The Western Australian Department of Health plans to empower its workforce through improved connectivity and communication systems.
Outdated corporate systems currently used by WA Health are riddled with issues and pose unnecessary problems for the workforce, according to the department’s new digital strategy. It has proposed the updating of systems and redesigning processes to improve service delivery, reduce cost, save time and improve the employee experience.
The department plans to bring in a mobile-enabled, single sign-on employee portal to give employees streamlined access to their personal records such as rosters and payroll, as well as specific business and clinical systems. This would reduce the need to navigate multiple systems and improve usability, the strategy said. The portal would have “role-based access control and protection for personal information and digital identities”, which, when combined with identity access management, would “streamline new digital ways of working”.

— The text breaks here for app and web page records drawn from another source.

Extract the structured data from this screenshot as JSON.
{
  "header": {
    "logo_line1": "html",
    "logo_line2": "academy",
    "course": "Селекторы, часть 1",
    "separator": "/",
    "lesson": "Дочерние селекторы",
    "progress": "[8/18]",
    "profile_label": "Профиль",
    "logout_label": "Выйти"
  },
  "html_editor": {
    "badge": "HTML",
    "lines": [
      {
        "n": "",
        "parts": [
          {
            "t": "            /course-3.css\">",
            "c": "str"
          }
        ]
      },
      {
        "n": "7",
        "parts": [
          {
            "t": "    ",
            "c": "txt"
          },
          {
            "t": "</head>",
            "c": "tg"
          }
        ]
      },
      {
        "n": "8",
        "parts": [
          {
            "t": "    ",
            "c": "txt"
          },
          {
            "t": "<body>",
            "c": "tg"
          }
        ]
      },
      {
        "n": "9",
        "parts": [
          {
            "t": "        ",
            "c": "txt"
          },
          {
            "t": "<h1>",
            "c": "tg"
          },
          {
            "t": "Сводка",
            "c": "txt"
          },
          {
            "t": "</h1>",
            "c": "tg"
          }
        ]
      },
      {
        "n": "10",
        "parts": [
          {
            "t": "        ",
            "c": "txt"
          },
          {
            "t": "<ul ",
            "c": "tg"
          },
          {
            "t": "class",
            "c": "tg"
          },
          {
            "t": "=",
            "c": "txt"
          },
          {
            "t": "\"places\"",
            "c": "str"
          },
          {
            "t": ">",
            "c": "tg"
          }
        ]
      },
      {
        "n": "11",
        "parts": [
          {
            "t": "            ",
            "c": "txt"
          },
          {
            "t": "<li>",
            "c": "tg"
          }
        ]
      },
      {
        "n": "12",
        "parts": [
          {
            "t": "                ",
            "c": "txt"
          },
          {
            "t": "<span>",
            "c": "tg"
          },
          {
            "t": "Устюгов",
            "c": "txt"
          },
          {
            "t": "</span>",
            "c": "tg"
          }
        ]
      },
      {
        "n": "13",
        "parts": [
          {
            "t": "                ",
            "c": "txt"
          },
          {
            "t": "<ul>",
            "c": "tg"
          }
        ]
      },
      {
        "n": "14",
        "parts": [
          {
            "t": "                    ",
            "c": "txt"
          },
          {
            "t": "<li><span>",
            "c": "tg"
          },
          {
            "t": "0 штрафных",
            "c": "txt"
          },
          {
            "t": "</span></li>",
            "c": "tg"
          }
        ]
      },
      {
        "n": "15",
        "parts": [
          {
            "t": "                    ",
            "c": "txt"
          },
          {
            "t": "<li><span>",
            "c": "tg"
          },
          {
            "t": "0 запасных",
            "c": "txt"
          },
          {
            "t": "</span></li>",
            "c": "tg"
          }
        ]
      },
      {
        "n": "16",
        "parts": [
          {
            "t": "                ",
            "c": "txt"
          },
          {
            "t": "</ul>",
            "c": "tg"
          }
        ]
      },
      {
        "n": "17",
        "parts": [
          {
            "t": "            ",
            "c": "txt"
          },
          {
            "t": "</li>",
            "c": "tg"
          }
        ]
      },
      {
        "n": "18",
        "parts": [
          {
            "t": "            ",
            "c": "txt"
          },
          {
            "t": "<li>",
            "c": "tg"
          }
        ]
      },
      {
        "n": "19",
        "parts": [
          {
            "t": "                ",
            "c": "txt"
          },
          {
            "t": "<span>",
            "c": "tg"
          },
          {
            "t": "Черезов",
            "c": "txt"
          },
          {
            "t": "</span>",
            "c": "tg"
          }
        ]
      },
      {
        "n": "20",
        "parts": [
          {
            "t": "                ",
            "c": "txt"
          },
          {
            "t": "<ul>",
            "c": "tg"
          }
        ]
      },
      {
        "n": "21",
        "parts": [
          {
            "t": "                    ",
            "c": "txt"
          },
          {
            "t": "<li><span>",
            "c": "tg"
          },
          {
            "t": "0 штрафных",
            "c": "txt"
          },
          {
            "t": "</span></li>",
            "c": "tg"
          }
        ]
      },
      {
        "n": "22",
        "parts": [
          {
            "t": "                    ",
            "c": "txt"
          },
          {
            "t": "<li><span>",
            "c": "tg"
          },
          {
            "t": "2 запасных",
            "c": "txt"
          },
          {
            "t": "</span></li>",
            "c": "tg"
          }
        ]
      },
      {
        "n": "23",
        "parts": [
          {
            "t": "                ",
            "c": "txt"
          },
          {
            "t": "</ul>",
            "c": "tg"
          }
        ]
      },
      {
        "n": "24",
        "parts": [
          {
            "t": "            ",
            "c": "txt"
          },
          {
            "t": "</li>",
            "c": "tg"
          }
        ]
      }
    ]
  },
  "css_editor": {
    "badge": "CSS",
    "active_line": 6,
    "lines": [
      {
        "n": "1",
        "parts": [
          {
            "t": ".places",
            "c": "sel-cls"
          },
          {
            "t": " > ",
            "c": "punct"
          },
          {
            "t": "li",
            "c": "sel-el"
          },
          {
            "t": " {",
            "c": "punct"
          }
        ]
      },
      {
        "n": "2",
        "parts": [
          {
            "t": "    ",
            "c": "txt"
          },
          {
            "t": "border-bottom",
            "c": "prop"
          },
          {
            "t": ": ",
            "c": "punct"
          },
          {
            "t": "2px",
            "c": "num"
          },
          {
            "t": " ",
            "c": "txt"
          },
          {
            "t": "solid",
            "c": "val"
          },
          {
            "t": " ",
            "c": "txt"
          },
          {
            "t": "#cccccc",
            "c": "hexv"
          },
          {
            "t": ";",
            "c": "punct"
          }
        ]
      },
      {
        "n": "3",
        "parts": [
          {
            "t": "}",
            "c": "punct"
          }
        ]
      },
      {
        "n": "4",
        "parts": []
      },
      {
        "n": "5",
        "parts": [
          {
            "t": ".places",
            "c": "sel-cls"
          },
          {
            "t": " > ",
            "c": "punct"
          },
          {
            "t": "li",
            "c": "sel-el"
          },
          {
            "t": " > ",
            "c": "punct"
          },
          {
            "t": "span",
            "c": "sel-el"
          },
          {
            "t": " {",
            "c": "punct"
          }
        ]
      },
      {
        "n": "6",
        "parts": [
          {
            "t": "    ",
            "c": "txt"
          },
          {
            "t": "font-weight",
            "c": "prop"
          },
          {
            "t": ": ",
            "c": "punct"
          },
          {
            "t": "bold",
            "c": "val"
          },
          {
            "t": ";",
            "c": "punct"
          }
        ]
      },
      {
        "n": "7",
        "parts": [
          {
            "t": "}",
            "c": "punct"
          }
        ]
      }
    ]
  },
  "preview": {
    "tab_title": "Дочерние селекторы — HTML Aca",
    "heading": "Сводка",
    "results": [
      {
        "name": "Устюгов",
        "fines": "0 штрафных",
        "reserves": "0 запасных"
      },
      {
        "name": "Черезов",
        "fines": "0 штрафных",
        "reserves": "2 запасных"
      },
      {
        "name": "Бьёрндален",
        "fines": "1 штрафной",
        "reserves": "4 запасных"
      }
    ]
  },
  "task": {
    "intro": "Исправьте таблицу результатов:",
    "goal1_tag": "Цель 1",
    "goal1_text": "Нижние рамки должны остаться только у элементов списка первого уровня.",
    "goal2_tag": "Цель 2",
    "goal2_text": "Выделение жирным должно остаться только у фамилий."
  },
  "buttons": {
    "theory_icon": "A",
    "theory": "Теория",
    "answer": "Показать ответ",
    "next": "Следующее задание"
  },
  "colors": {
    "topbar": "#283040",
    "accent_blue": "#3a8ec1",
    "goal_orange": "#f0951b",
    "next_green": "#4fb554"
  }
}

The strategy also proposed a third-party corporate platform for staff to communicate with suppliers, check the status of work orders and make payments, which would save resources and support interactions with industry and local government.
An electronic credentialing system will also be implemented. It would let health practitioners maintain their credentialing profile after their qualifications had been verified. The profile could then be shared across multiple sites, and, if combined with a new Learning Management System, could help ensure that qualified people be quickly available where needed. The Learning Management System would structure future learning and track and credit prior learning across the organisation. It would also simplify the process of verifying core competencies when staff move between sites or between health service providers, and would allow service providers to develop customised content.
A new Financial Management Information System would improve system configuration, decision-making and accountability, workflow productivity, financial management, and system administration. The strategy argued that this new system should be “seamlessly integrated” with other systems and supported by a central data warehouse.
WA Health’s Sustainable Health Review report, which was released in April, called for “investment in a systemwide integrated workforce information system to support workforce planning and support through linked information, including payroll, Human Resources, learning management, rostering, training, credentialing and performance development”.
The strategy has taken this recommendation on board, and human resource, recruitment, rostering and payroll systems will be replaced with enterprise solutions will support automation, improve data quality, efficiency and enhance reporting.
“Urgent consideration is needed to ensure continued reliable processing of rostering and payroll information, as the current Human Resources applications are outdated,” the strategy said.
Investment in system-wide business intelligence systems to streamline data collections and support system-wide data sharing was also recommended in the review report. A business intelligence and analytics strategy would guide the aggregation and use of data collected across the health system, while ensuring health record confidentiality.
Developed in collaboration with an extensive group of stakeholders, including patients, carers and health system staff, the digital strategy will foster technological reform and transform the delivery of health services across WA, according to Health Minister Roger Cook.
“Under a digitally enhanced system, health staff will have the ability to work more flexibly and effectively and clinicians will have more time to spend with patients,” he said.
“Innovation will also lead to better access to health services, empowered health consumers and improved health outcomes for all Western Australians into the future.”